What do you believe is the current mainstream American perception of Iranian-American women?
“Considering how well we adapt to our environment, that may vary in different parts of the country. In general, we are categorized as strong, ambitious, and progressive.”
Do you feel this is an accurate assessment? Why or Why Not?
“Statistics seem to support the accuracy, no matter where we live. Strength is part of our character and the best proof is in how four decades of pressure has failed to suppress those of us who still live in Iran.”
Do you consider yourself to be a “typical” Iranian-American woman? Why or Why Not?

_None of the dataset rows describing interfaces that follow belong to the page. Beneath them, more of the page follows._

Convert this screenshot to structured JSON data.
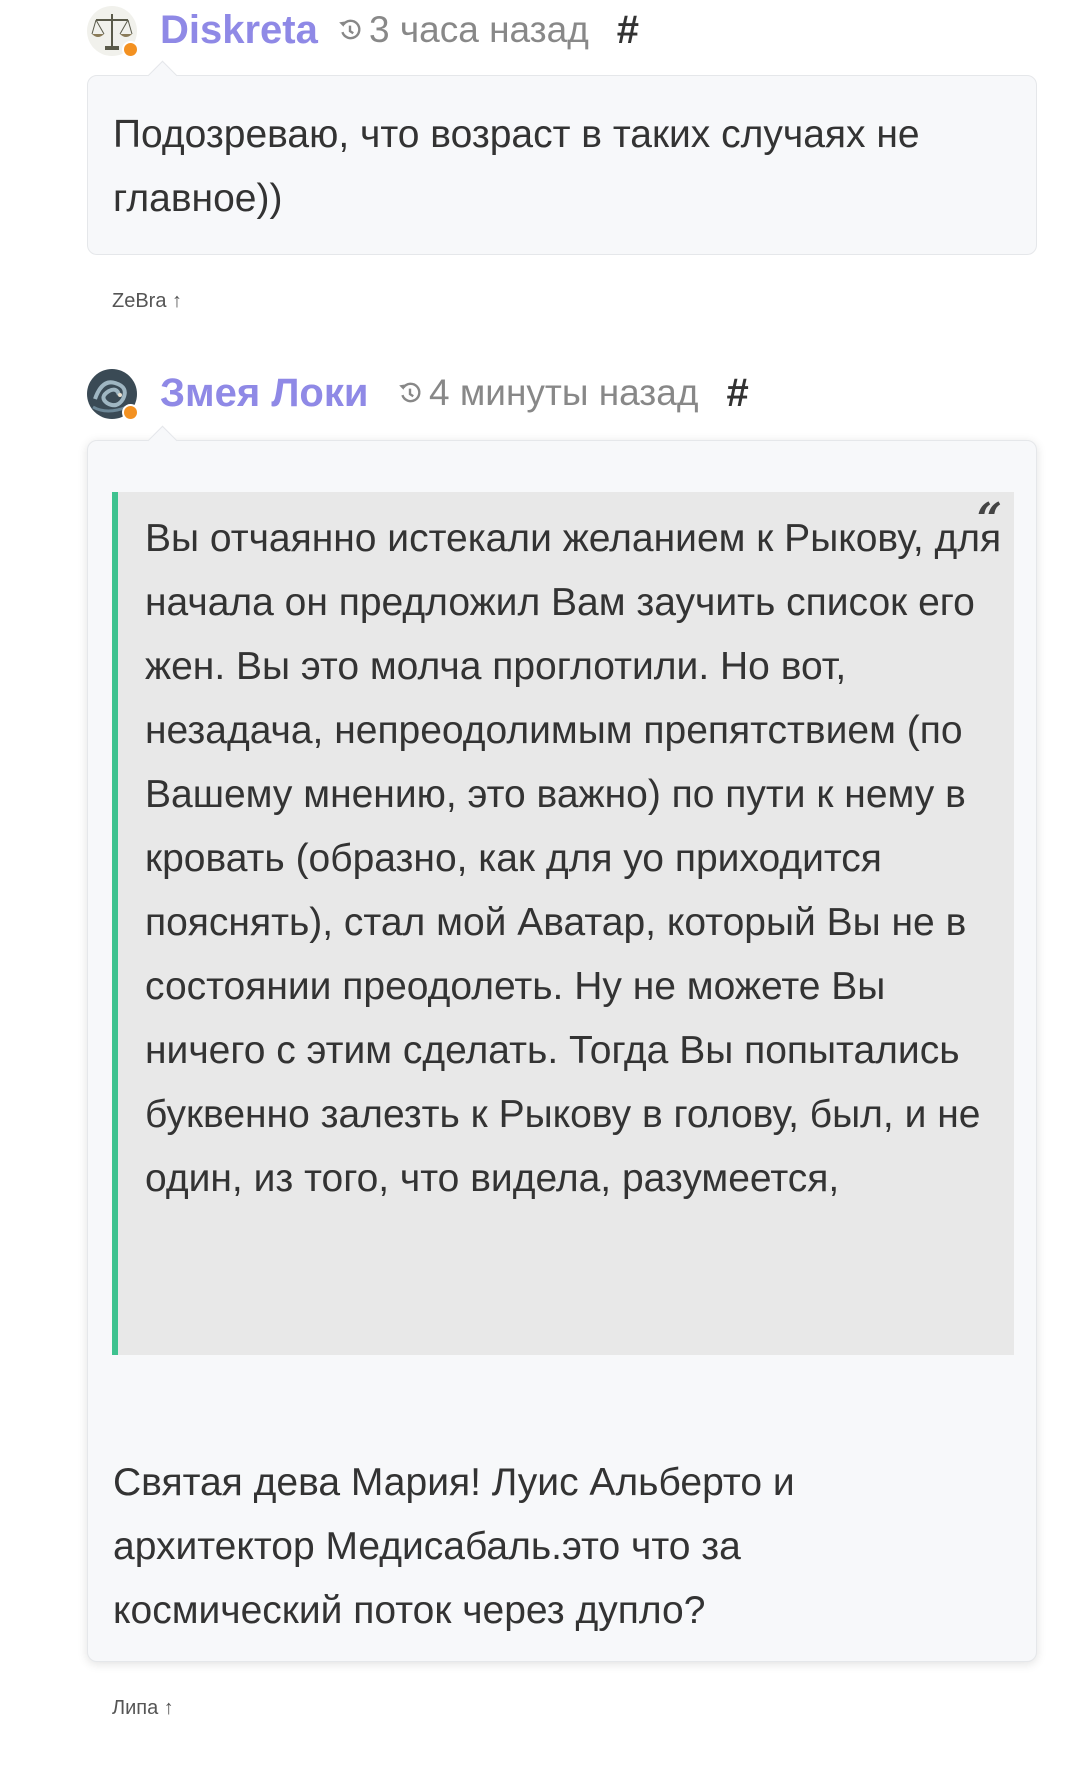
{
  "comments": [
    {
      "author": "Diskreta",
      "time": "3 часа назад",
      "hash": "#",
      "text": "Подозреваю, что возраст в таких случаях не главное))",
      "reply_to": "ZeBra ↑"
    },
    {
      "author": "Змея Локи",
      "time": "4 минуты назад",
      "hash": "#",
      "quote_mark": "“",
      "quote": "Вы отчаянно истекали желанием к Рыкову, для начала он предложил Вам заучить список его жен. Вы это молча проглотили. Но вот, незадача, непреодолимым препятствием (по Вашему мнению, это важно) по пути к нему в кровать (образно, как для уо приходится пояснять), стал мой Аватар, который Вы не в состоянии преодолеть. Ну не можете Вы ничего с этим сделать. Тогда Вы попытались буквенно залезть к Рыкову в голову, был, и не один, из того, что видела, разумеется,",
      "text": "Святая дева Мария! Луис Альберто и архитектор Медисабаль.это что за космический поток через дупло?",
      "reply_to": "Липа ↑"
    }
  ],
  "colors": {
    "author": "#8f89e6",
    "online": "#f39121",
    "quote_border": "#3ec28f",
    "quote_bg": "#e8e8e8",
    "card_bg": "#f7f8fa"
  },
  "icons": [
    "history-icon",
    "quote-icon",
    "avatar-scales",
    "avatar-snake"
  ]
}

As much as I wish to have maintained my ethnicity, I’m sure the nearly forty years of life in the U.S. has turned me into a half-and half! Biculturalism is wonderful. As an American, I have picked up on many good traits while deep down have remained the poetic Persian.”
Your book The Moon Daughter addresses marital rights and gender roles head-on. Was this intentional? In other words, did you want to send a message?
“A writer always has a message because we are taught to write what we know. I hope for my novels to be the voice of those who choose to remain silent and draw attention to their issues. What happens to The Moon Daughter’s main character – Rana, is shared by millions of women around the world. And the mixed emotions of Yalda, are that of many second generation Americans. But above all, the story resonates with mothers and daughters around the world.”
You were born in Iran, but spent most of your life living in the United States. Do you sometimes feel torn between two cultures? If so, how? If not, why not?
“I have learned the art of building compartments within since an early age. A part of me will forever remain Persian, that is the child, the teen, sister, school friend, and poet. The other is an American: a wife, mother, ex-dentist, friend and writer. When I write in Persian, I’m back to being just that and when I do so in English, I see everything from an American perspective. This makes life easier for my readers and me. I am proud that I can speak either language without EVER resorting to Finglisee!”
What message do you think Iranian-American women need to hear most right now?
“That they should never underestimate their power.”
What message do you think Iranian-American men need to hear most right now?
“That they have every reason to be proud of their women.”
What are you most proud of?